"I remain hopeful that the SEC will eventually take up this rule," said Jackson, an associate professor at Columbia Law School. "I'm hopeful that when the SEC looks at the merits, they're going to decide that a rule is necessary."

In other words, corporate disclosure isn't dead at the SEC. It's just on the back burner for 2014. Certainly nothing major will happen before the 2014 midterm elections. The 2016 presidential race? Maybe. In the meantime, you can expect ongoing pressure from the advocates who churned out those hundreds of thousands of SEC comments.

Racism Is Over, According to the RNC's Twitter Account

| Sun Dec. 1, 2013 2:00 PM EST

Sunday is the 58th anniversary of Rosa Parks' arrest. The Republican National Committee took to Twitter to celebrate the civil rights icon:

Rosa Parks tweet RNC ending racism
@GOP/Twitter

It's a weirdly phrased tweet, given that racism is still a huge problem in America, and elsewhere. For the record, the RNC's actual statement on Rosa Parks is much better and less awkward. The statement acknowledges that earlier this year, a bronze statue of Parks was unveiled in the US Capitol's National Statuary Hall (which is full of white supremacists).

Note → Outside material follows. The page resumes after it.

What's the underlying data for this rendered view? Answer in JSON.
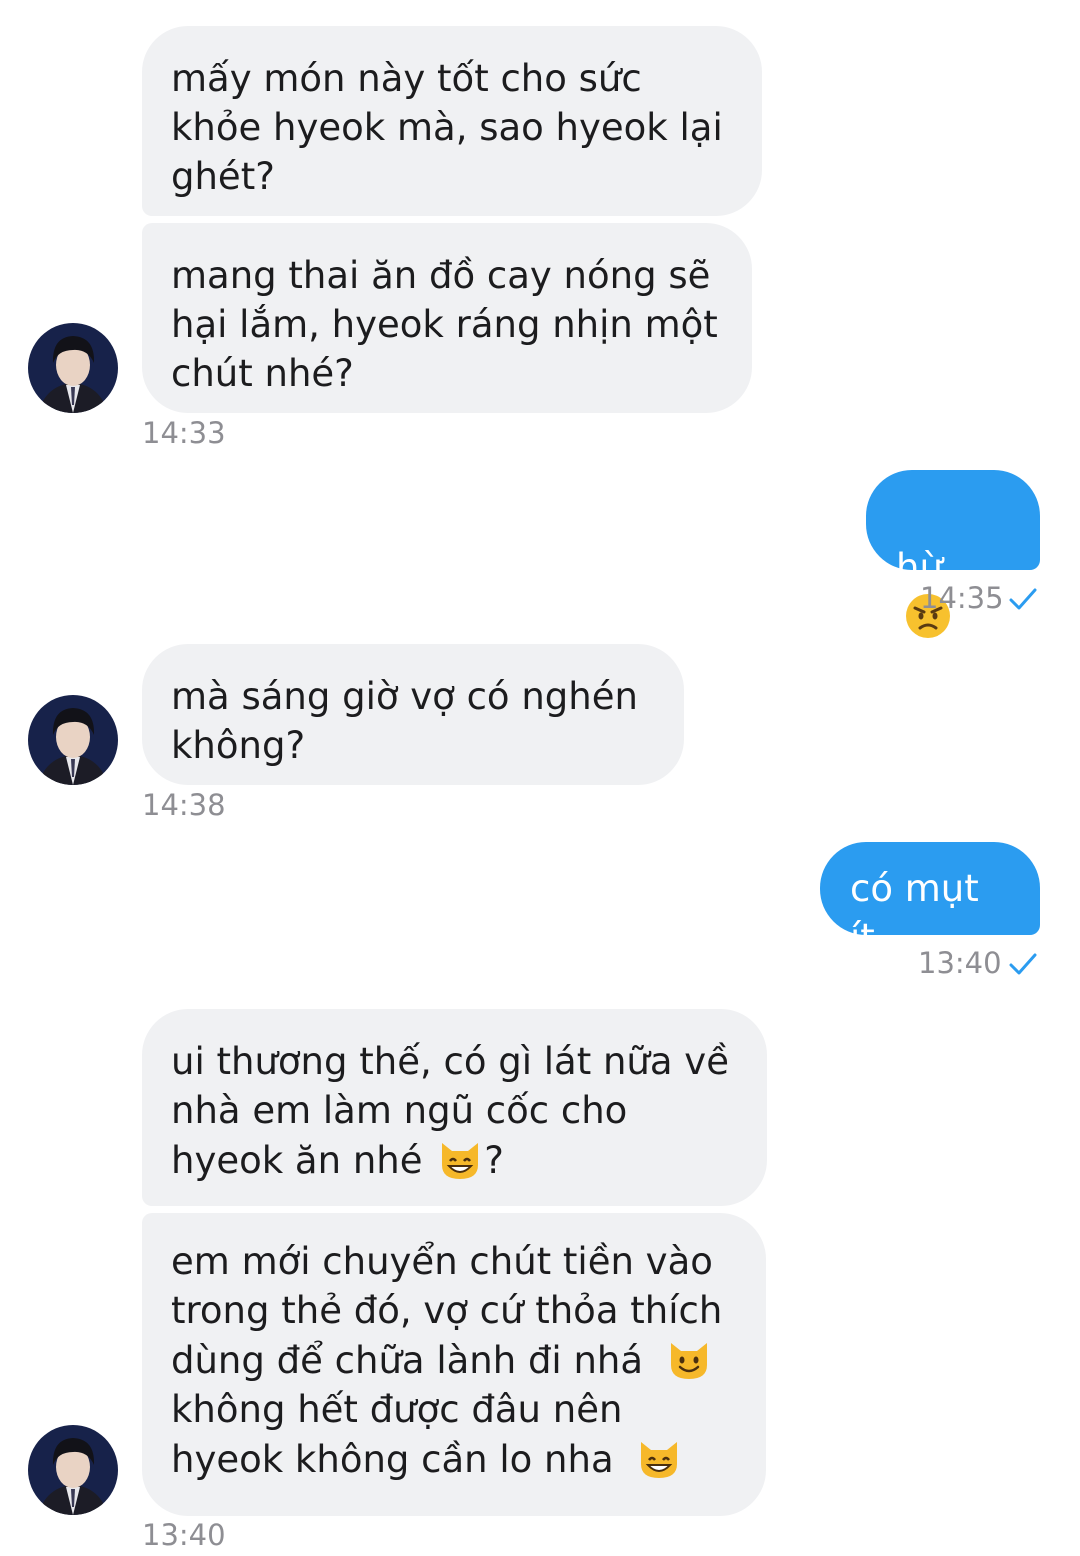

But if you're looking for something that is actually terrifying and appalling, just remember that this Supreme Court seems to think that racism in America is over.

 

UPDATE: